### WHAT YOU WILL DO:
Among the lines below, return each one that contains the word "CALCULADORA".

━━━━━━━━━━━━━━━━━━━━

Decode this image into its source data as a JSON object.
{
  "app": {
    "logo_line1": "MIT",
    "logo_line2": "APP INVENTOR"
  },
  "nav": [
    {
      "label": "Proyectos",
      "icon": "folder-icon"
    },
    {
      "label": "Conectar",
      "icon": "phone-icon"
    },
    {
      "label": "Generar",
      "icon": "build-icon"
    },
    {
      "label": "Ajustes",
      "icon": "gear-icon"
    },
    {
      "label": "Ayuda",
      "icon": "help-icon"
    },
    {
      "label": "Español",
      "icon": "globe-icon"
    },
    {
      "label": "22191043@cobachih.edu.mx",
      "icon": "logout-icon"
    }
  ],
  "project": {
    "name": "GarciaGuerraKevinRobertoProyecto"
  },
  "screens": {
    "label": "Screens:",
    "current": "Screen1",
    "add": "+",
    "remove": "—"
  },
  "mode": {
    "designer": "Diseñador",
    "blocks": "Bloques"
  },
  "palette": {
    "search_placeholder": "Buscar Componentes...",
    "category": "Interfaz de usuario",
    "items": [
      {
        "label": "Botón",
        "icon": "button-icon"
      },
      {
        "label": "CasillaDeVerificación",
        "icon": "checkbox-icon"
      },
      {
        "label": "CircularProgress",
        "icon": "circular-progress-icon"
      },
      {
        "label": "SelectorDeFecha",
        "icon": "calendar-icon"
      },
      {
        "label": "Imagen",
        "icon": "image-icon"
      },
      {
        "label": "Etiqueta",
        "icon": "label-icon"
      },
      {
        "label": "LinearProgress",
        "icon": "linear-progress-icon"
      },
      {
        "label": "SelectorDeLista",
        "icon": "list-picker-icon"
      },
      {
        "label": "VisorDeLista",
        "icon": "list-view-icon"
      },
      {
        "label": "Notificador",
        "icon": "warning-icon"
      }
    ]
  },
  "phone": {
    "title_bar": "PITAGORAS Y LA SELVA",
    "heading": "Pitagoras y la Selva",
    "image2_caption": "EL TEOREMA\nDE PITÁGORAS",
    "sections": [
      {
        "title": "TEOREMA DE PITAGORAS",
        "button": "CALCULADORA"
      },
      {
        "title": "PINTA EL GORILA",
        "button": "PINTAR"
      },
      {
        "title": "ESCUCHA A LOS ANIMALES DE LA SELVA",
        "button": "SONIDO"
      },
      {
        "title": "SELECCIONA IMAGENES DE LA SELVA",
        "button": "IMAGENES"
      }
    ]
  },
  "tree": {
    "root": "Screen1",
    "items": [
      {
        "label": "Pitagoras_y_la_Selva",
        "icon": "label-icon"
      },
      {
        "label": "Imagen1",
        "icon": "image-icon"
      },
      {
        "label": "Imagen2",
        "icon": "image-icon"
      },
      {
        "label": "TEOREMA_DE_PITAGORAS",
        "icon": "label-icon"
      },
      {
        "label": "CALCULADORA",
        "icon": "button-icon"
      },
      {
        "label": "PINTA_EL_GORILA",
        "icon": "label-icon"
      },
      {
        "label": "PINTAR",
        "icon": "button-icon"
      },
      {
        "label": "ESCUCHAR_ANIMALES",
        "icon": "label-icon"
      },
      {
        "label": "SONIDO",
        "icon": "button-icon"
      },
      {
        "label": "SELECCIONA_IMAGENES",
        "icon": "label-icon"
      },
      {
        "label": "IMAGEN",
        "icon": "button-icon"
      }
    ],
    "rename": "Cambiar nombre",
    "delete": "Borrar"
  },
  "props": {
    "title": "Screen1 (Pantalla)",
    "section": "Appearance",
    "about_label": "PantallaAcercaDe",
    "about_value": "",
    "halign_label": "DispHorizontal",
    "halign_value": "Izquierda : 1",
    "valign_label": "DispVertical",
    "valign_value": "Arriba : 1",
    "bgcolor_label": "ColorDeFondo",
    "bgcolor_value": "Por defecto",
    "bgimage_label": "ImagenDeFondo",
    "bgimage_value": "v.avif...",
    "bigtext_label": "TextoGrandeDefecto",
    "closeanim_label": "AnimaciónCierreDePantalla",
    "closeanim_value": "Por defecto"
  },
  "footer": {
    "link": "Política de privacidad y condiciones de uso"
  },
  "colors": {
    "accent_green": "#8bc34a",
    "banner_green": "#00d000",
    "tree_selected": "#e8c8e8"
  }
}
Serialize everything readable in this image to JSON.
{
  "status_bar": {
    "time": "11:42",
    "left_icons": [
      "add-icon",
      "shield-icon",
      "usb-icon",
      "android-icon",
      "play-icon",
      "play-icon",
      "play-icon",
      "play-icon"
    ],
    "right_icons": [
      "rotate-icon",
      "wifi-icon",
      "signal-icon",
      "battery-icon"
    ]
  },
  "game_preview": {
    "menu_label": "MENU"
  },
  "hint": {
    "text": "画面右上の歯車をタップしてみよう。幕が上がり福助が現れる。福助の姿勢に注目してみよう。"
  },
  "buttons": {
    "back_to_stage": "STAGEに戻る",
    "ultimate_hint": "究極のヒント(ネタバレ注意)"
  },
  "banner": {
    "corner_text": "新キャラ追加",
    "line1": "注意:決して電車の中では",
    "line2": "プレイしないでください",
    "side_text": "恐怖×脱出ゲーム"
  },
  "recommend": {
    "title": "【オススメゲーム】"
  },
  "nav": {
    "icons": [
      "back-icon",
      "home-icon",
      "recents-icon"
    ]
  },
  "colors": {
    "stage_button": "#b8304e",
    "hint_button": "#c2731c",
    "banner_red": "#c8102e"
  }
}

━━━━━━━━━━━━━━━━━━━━

### RESULT:
        "button": "CALCULADORA"
        "label": "CALCULADORA",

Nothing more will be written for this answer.